= ABOUT THIS EXERCISE =
The pictures stay out. Please retype every line below exactly.

Entries from a dataset of interfaces
* * * * *

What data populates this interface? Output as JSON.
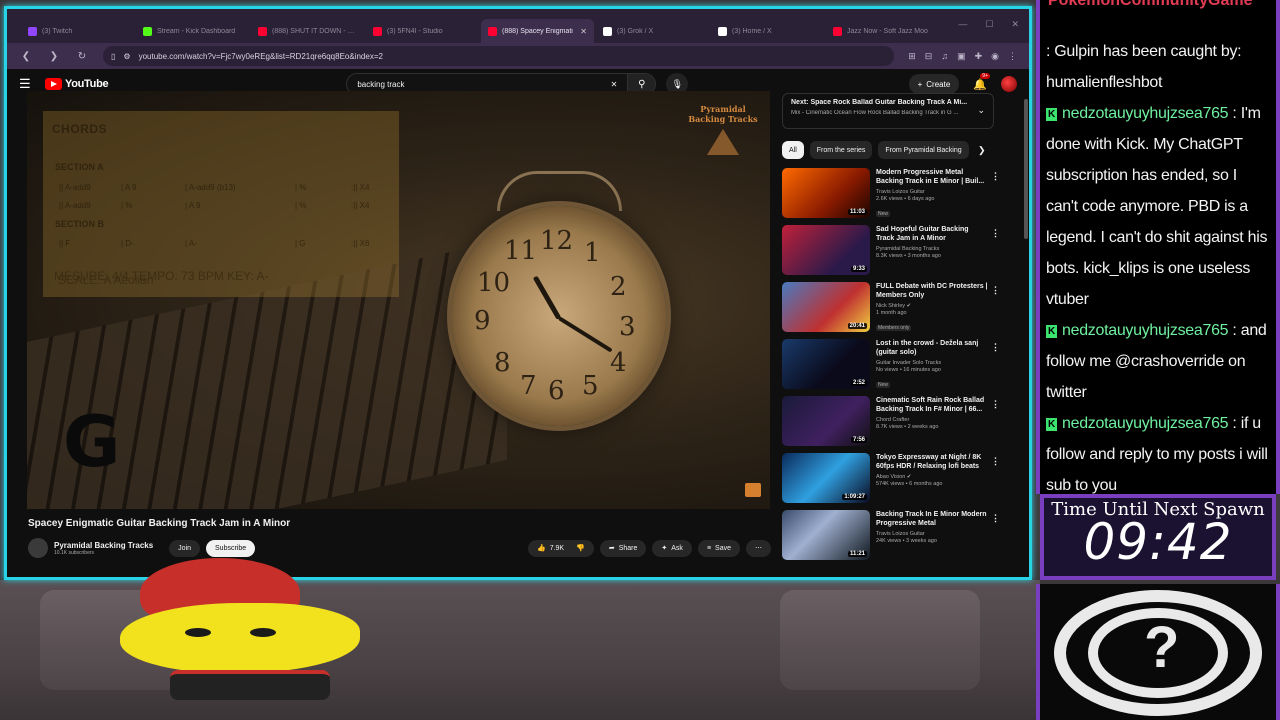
{
  "browser": {
    "tabs": [
      {
        "title": "(3) Twitch",
        "color": "#9146ff",
        "active": false
      },
      {
        "title": "Stream - Kick Dashboard",
        "color": "#53fc18",
        "active": false
      },
      {
        "title": "(888) SHUT IT DOWN - YouTu",
        "color": "#ff0033",
        "active": false
      },
      {
        "title": "(3) 5FN4I - Studio",
        "color": "#ff0033",
        "active": false
      },
      {
        "title": "(888) Spacey Enigmati",
        "color": "#ff0033",
        "active": true
      },
      {
        "title": "(3) Grok / X",
        "color": "#ffffff",
        "active": false
      },
      {
        "title": "(3) Home / X",
        "color": "#ffffff",
        "active": false
      },
      {
        "title": "Jazz Now - Soft Jazz Moo",
        "color": "#ff0033",
        "active": false
      }
    ],
    "url": "youtube.com/watch?v=Fjc7wy0eREg&list=RD21qre6qq8Eo&index=2"
  },
  "youtube": {
    "logo_text": "YouTube",
    "search_query": "backing track",
    "create_label": "Create",
    "notif_count": "9+",
    "player": {
      "chords_title": "CHORDS",
      "section_a": "SECTION A",
      "section_a_line1": [
        "|| A-add9",
        "| A 9",
        "| A-add9 (b13)",
        "| %",
        ":|| X4"
      ],
      "section_a_line2": [
        "|| A-add9",
        "| %",
        "| A 9",
        "| %",
        ":|| X4"
      ],
      "section_b": "SECTION B",
      "section_b_line1": [
        "|| F",
        "| D-",
        "| A-",
        "| G",
        ":|| X6"
      ],
      "meta_line": "MESURE: 4/4       TEMPO: 73 BPM        KEY: A-",
      "scale_line": "SCALE: A Aeolian",
      "current_chord": "G",
      "watermark_top": "Pyramidal",
      "watermark_bottom": "Backing Tracks"
    },
    "video_title": "Spacey Enigmatic Guitar Backing Track Jam in A Minor",
    "channel_name": "Pyramidal Backing Tracks",
    "channel_subs": "10.1K subscribers",
    "join_label": "Join",
    "subscribe_label": "Subscribe",
    "like_count": "7.9K",
    "share_label": "Share",
    "ask_label": "Ask",
    "save_label": "Save",
    "up_next": {
      "title": "Next: Space Rock Ballad Guitar Backing Track A Mi...",
      "subtitle": "Mix - Cinematic Ocean Flow Rock Ballad Backing Track in G ..."
    },
    "chips": [
      "All",
      "From the series",
      "From Pyramidal Backing"
    ],
    "recommendations": [
      {
        "title": "Modern Progressive Metal Backing Track in E Minor | Buil...",
        "channel": "Travis Loizos Guitar",
        "stats": "2.6K views • 6 days ago",
        "badge": "New",
        "duration": "11:03",
        "thumb": "linear-gradient(135deg,#ff6a00,#8a1a00 60%,#1a0500)"
      },
      {
        "title": "Sad Hopeful Guitar Backing Track Jam in A Minor",
        "channel": "Pyramidal Backing Tracks",
        "stats": "8.3K views • 3 months ago",
        "badge": "",
        "duration": "9:33",
        "thumb": "linear-gradient(135deg,#c0203a,#2a1a4a 70%)"
      },
      {
        "title": "FULL Debate with DC Protesters | Members Only",
        "channel": "Nick Shirley ✔",
        "stats": "1 month ago",
        "badge": "Members only",
        "duration": "20:41",
        "thumb": "linear-gradient(135deg,#4a7ac0,#c03030 60%,#f0d040)"
      },
      {
        "title": "Lost in the crowd - Dežela sanj (guitar solo)",
        "channel": "Guitar Invader Solo Tracks",
        "stats": "No views • 16 minutes ago",
        "badge": "New",
        "duration": "2:52",
        "thumb": "linear-gradient(135deg,#1a3a6a,#0a0a1a 60%)"
      },
      {
        "title": "Cinematic Soft Rain Rock Ballad Backing Track In F# Minor | 66...",
        "channel": "Chord Crafter",
        "stats": "8.7K views • 2 weeks ago",
        "badge": "",
        "duration": "7:56",
        "thumb": "linear-gradient(135deg,#1a1a3a,#402060 60%,#101010)"
      },
      {
        "title": "Tokyo Expressway at Night / 8K 60fps HDR / Relaxing lofi beats",
        "channel": "Abao Vision ✔",
        "stats": "574K views • 6 months ago",
        "badge": "",
        "duration": "1:09:27",
        "thumb": "linear-gradient(135deg,#0a2a5a,#30a0e0 50%,#0a0a20)"
      },
      {
        "title": "Backing Track In E Minor Modern Progressive Metal",
        "channel": "Travis Loizos Guitar",
        "stats": "24K views • 3 weeks ago",
        "badge": "",
        "duration": "11:21",
        "thumb": "linear-gradient(135deg,#3a4a6a,#a0b0d0 40%,#101820)"
      }
    ]
  },
  "chat": {
    "cut_text": "PokemonCommunityGame",
    "messages": [
      {
        "kick": false,
        "user": "",
        "text": ": Gulpin has been caught by: humalienfleshbot"
      },
      {
        "kick": true,
        "user": "nedzotauyuyhujzsea765",
        "text": " : I'm done with Kick. My ChatGPT subscription has ended, so I can't code anymore. PBD is a legend. I can't do shit against his bots. kick_klips is one useless vtuber"
      },
      {
        "kick": true,
        "user": "nedzotauyuyhujzsea765",
        "text": " : and follow me @crashoverride on twitter"
      },
      {
        "kick": true,
        "user": "nedzotauyuyhujzsea765",
        "text": " : if u follow and reply to my posts i will sub to you"
      }
    ]
  },
  "timer": {
    "label": "Time Until Next Spawn",
    "value": "09:42"
  },
  "colors": {
    "browser_border": "#29d3e6",
    "stream_border": "#7a3fbf",
    "kick_green": "#3be36f",
    "yt_red": "#ff0000"
  }
}
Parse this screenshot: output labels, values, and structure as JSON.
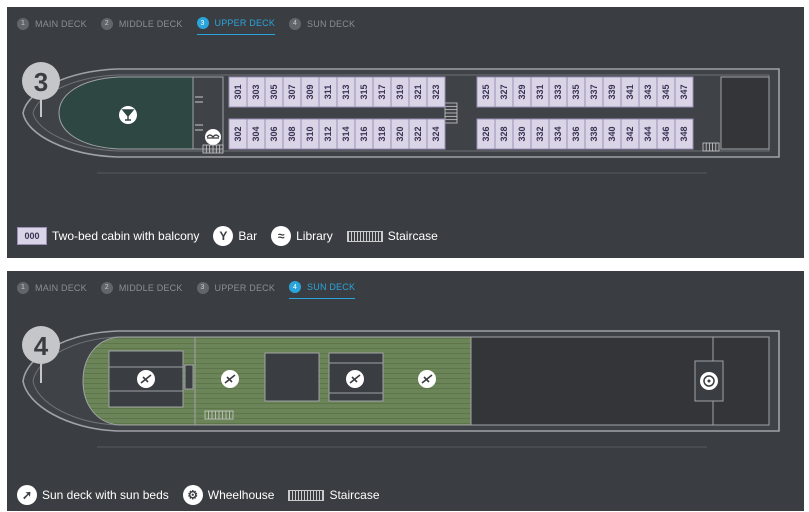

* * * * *

= SOLUTION BELOW =
What data populates this interface? Output as JSON.
{
  "browser": {
    "tabs": [
      {
        "title": "(3) Twitch",
        "color": "#9146ff",
        "active": false
      },
      {
        "title": "Stream - Kick Dashboard",
        "color": "#53fc18",
        "active": false
      },
      {
        "title": "(888) SHUT IT DOWN - YouTu",
        "color": "#ff0033",
        "active": false
      },
      {
        "title": "(3) 5FN4I - Studio",
        "color": "#ff0033",
        "active": false
      },
      {
        "title": "(888) Spacey Enigmati",
        "color": "#ff0033",
        "active": true
      },
      {
        "title": "(3) Grok / X",
        "color": "#ffffff",
        "active": false
      },
      {
        "title": "(3) Home / X",
        "color": "#ffffff",
        "active": false
      },
      {
        "title": "Jazz Now - Soft Jazz Moo",
        "color": "#ff0033",
        "active": false
      }
    ],
    "url": "youtube.com/watch?v=Fjc7wy0eREg&list=RD21qre6qq8Eo&index=2"
  },
  "youtube": {
    "logo_text": "YouTube",
    "search_query": "backing track",
    "create_label": "Create",
    "notif_count": "9+",
    "player": {
      "chords_title": "CHORDS",
      "section_a": "SECTION A",
      "section_a_line1": [
        "|| A-add9",
        "| A 9",
        "| A-add9 (b13)",
        "| %",
        ":|| X4"
      ],
      "section_a_line2": [
        "|| A-add9",
        "| %",
        "| A 9",
        "| %",
        ":|| X4"
      ],
      "section_b": "SECTION B",
      "section_b_line1": [
        "|| F",
        "| D-",
        "| A-",
        "| G",
        ":|| X6"
      ],
      "meta_line": "MESURE: 4/4       TEMPO: 73 BPM        KEY: A-",
      "scale_line": "SCALE: A Aeolian",
      "current_chord": "G",
      "watermark_top": "Pyramidal",
      "watermark_bottom": "Backing Tracks"
    },
    "video_title": "Spacey Enigmatic Guitar Backing Track Jam in A Minor",
    "channel_name": "Pyramidal Backing Tracks",
    "channel_subs": "10.1K subscribers",
    "join_label": "Join",
    "subscribe_label": "Subscribe",
    "like_count": "7.9K",
    "share_label": "Share",
    "ask_label": "Ask",
    "save_label": "Save",
    "up_next": {
      "title": "Next: Space Rock Ballad Guitar Backing Track A Mi...",
      "subtitle": "Mix - Cinematic Ocean Flow Rock Ballad Backing Track in G ..."
    },
    "chips": [
      "All",
      "From the series",
      "From Pyramidal Backing"
    ],
    "recommendations": [
      {
        "title": "Modern Progressive Metal Backing Track in E Minor | Buil...",
        "channel": "Travis Loizos Guitar",
        "stats": "2.6K views • 6 days ago",
        "badge": "New",
        "duration": "11:03",
        "thumb": "linear-gradient(135deg,#ff6a00,#8a1a00 60%,#1a0500)"
      },
      {
        "title": "Sad Hopeful Guitar Backing Track Jam in A Minor",
        "channel": "Pyramidal Backing Tracks",
        "stats": "8.3K views • 3 months ago",
        "badge": "",
        "duration": "9:33",
        "thumb": "linear-gradient(135deg,#c0203a,#2a1a4a 70%)"
      },
      {
        "title": "FULL Debate with DC Protesters | Members Only",
        "channel": "Nick Shirley ✔",
        "stats": "1 month ago",
        "badge": "Members only",
        "duration": "20:41",
        "thumb": "linear-gradient(135deg,#4a7ac0,#c03030 60%,#f0d040)"
      },
      {
        "title": "Lost in the crowd - Dežela sanj (guitar solo)",
        "channel": "Guitar Invader Solo Tracks",
        "stats": "No views • 16 minutes ago",
        "badge": "New",
        "duration": "2:52",
        "thumb": "linear-gradient(135deg,#1a3a6a,#0a0a1a 60%)"
      },
      {
        "title": "Cinematic Soft Rain Rock Ballad Backing Track In F# Minor | 66...",
        "channel": "Chord Crafter",
        "stats": "8.7K views • 2 weeks ago",
        "badge": "",
        "duration": "7:56",
        "thumb": "linear-gradient(135deg,#1a1a3a,#402060 60%,#101010)"
      },
      {
        "title": "Tokyo Expressway at Night / 8K 60fps HDR / Relaxing lofi beats",
        "channel": "Abao Vision ✔",
        "stats": "574K views • 6 months ago",
        "badge": "",
        "duration": "1:09:27",
        "thumb": "linear-gradient(135deg,#0a2a5a,#30a0e0 50%,#0a0a20)"
      },
      {
        "title": "Backing Track In E Minor Modern Progressive Metal",
        "channel": "Travis Loizos Guitar",
        "stats": "24K views • 3 weeks ago",
        "badge": "",
        "duration": "11:21",
        "thumb": "linear-gradient(135deg,#3a4a6a,#a0b0d0 40%,#101820)"
      }
    ]
  },
  "chat": {
    "cut_text": "PokemonCommunityGame",
    "messages": [
      {
        "kick": false,
        "user": "",
        "text": ": Gulpin has been caught by: humalienfleshbot"
      },
      {
        "kick": true,
        "user": "nedzotauyuyhujzsea765",
        "text": " : I'm done with Kick. My ChatGPT subscription has ended, so I can't code anymore. PBD is a legend. I can't do shit against his bots. kick_klips is one useless vtuber"
      },
      {
        "kick": true,
        "user": "nedzotauyuyhujzsea765",
        "text": " : and follow me @crashoverride on twitter"
      },
      {
        "kick": true,
        "user": "nedzotauyuyhujzsea765",
        "text": " : if u follow and reply to my posts i will sub to you"
      }
    ]
  },
  "timer": {
    "label": "Time Until Next Spawn",
    "value": "09:42"
  },
  "colors": {
    "browser_border": "#29d3e6",
    "stream_border": "#7a3fbf",
    "kick_green": "#3be36f",
    "yt_red": "#ff0000"
  }
}
Parse this screenshot: output labels, values, and structure as JSON.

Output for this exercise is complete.